For years, however, its end was the least of the opera’s problems. The source material was initially thorny: Puccini’s librettists used an 18th-century piece itself based on a collection of folk tales from several centuries earlier. Until recently, “Turandot” productions tended to lean heavily on grotesque Asian stereotypes by using “yellowface” makeup to make white Chinese actors appear, among other indignities.

HGO’s version, directed by Robert Wilson – the Waco native polymath, perhaps best known for co-writing Phillip Glass’s “Einstein on the Beach” – attempts to defuse the opera’s more goofy elements through a more abstract approach to make-up, highly stylized costumes and a cast of several singers of Asian descent.

As someone used to be the only performer of color on stage, “for me it was a joy to be with them and see them having fun with each other and me enjoying them too. , and never having been in a situation like this before,” Heatton says. “It’s really quite wonderful.”

Somehow, Puccini’s ravishing score always managed to transcend, if not excuse, the opera’s shortcomings.

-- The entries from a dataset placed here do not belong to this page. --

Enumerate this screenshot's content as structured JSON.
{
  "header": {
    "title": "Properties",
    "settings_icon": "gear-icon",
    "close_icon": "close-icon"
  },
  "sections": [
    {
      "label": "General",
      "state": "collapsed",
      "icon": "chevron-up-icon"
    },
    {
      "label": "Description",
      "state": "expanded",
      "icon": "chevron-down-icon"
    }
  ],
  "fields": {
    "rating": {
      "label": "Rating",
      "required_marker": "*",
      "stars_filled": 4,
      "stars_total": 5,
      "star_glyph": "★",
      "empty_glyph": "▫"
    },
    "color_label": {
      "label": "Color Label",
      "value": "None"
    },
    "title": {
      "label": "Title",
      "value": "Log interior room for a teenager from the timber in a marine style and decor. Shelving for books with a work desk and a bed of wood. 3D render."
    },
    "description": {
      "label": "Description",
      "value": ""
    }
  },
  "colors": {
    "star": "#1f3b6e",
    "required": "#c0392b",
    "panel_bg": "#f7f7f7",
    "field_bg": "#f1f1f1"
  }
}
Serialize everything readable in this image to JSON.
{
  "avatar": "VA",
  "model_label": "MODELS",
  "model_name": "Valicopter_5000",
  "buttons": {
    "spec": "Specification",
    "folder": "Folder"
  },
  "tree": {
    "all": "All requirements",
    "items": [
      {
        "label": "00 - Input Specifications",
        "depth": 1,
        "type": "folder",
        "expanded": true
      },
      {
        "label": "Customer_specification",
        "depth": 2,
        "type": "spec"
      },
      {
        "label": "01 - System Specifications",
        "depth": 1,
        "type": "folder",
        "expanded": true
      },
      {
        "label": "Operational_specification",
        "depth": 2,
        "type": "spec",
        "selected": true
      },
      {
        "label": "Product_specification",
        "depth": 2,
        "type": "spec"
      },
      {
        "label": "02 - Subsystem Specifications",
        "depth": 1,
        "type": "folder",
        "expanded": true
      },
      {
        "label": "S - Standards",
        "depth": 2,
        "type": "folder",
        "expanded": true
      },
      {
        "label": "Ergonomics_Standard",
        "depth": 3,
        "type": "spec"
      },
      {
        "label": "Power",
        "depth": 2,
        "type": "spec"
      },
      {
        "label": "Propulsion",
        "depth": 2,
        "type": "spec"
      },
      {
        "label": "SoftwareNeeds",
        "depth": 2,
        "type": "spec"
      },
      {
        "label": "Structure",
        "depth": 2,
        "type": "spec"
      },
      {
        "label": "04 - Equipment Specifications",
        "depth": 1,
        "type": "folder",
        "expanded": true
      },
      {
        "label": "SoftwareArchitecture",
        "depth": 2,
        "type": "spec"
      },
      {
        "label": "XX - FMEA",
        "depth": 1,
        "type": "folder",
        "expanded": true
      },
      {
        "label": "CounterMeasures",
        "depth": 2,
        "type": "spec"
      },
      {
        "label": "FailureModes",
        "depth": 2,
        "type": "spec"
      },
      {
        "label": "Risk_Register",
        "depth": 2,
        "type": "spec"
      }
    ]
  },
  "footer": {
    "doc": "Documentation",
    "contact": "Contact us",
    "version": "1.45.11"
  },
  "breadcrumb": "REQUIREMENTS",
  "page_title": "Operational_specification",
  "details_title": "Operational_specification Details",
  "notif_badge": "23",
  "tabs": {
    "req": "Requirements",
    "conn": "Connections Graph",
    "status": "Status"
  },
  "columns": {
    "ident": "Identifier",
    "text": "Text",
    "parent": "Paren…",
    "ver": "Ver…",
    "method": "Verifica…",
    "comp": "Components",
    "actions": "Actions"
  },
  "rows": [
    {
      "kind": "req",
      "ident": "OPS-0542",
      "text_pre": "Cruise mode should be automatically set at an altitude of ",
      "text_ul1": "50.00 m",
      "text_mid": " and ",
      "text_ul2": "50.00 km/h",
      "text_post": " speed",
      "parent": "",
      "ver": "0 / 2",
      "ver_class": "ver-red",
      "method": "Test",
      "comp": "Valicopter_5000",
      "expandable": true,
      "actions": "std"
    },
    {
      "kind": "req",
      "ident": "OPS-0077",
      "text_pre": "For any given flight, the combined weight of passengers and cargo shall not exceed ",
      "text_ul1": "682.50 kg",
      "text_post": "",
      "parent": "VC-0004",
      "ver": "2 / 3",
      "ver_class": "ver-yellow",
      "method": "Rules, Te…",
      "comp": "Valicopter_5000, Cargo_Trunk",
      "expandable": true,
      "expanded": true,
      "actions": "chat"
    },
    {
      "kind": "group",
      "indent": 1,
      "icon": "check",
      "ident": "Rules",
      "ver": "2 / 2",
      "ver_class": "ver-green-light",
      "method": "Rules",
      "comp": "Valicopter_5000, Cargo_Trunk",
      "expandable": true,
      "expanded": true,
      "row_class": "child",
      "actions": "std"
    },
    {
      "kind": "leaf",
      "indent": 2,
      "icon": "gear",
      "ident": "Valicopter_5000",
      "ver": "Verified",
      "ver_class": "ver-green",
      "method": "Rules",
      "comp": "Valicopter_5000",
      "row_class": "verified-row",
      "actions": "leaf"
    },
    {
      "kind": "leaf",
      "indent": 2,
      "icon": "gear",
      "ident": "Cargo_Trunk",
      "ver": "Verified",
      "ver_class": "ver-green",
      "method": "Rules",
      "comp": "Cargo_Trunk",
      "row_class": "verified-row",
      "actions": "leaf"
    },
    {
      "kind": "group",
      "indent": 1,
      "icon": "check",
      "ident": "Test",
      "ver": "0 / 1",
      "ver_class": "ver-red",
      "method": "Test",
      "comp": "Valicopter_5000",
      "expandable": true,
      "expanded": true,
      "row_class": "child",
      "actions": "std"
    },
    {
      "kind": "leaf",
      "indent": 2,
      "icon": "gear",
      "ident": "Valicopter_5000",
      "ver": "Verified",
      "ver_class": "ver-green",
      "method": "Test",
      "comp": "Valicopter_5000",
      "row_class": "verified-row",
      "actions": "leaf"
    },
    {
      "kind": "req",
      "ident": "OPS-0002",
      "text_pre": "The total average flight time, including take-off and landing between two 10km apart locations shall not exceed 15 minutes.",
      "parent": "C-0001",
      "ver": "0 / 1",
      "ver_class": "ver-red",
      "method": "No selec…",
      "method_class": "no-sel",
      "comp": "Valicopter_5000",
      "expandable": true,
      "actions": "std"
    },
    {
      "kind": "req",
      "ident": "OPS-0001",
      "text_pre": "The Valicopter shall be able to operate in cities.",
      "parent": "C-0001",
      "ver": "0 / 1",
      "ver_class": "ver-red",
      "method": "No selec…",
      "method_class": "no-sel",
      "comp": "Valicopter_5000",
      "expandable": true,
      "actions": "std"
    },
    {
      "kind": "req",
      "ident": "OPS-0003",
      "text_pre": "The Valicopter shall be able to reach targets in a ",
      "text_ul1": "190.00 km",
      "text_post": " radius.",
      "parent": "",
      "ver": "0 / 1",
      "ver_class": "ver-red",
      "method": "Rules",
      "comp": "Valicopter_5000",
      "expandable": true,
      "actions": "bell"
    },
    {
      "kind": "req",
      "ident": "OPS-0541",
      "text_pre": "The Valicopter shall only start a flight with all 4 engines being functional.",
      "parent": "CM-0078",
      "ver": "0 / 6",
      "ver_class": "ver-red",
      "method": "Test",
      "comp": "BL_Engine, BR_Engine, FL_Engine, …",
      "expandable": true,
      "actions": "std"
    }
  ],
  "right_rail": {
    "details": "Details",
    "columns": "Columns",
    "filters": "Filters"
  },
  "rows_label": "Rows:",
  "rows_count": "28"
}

The BBC prominently featured Luciano Pavarotti’s 1972 recording of “Nessun Dorma” in its coverage of the 1990 World Cup, making Kalaf’s Act 3 aria perhaps the most closer than the world of opera has ever had to a hit single.

“I think Luciano Pavarotti has done a great disservice to all the tenors on the planet by singing that tune as well as he does, because the world knows his voice singing that tune,” Heaston said. “So every tenor has to live up to this moment, and they know they do.”

Moreover, the role of Turandot – sung here by Heaston’s colleague, HGO Studio alum Tamara Wilson – has always been a proving ground for the form’s best sopranos, including Maria Callas, Birgit Nilsson and Dame Joan Sutherland. .

“That’s why it attracts some of the best singers in the business,” says Heatton. “Truly, the best singers are the ones who can do it justice, and when it’s done right, it’s amazing to listen to.”

For her part, Heaston explains that while her role as servant to Kalaf’s father, Timor, may not be as demanding as Turandot’s, Liu still enjoys a number of sublime moments. In “Tanto amore, segreto”, Liu must convince the chilly Turandot how much she loves Kalaf. His solution makes one hell of an exclamation point.

“She just puts her heart out there, and in that moment she could be broken,” Heaston says. “They keep abusing her, and she finds strength then lights up [Turandot] and said, ‘No – you know what? I made a decision. I am resigned. I’m going to kill myself so you never find out his name, just to protect him.

Chris Gray is a writer from Galveston.

Comments are closed.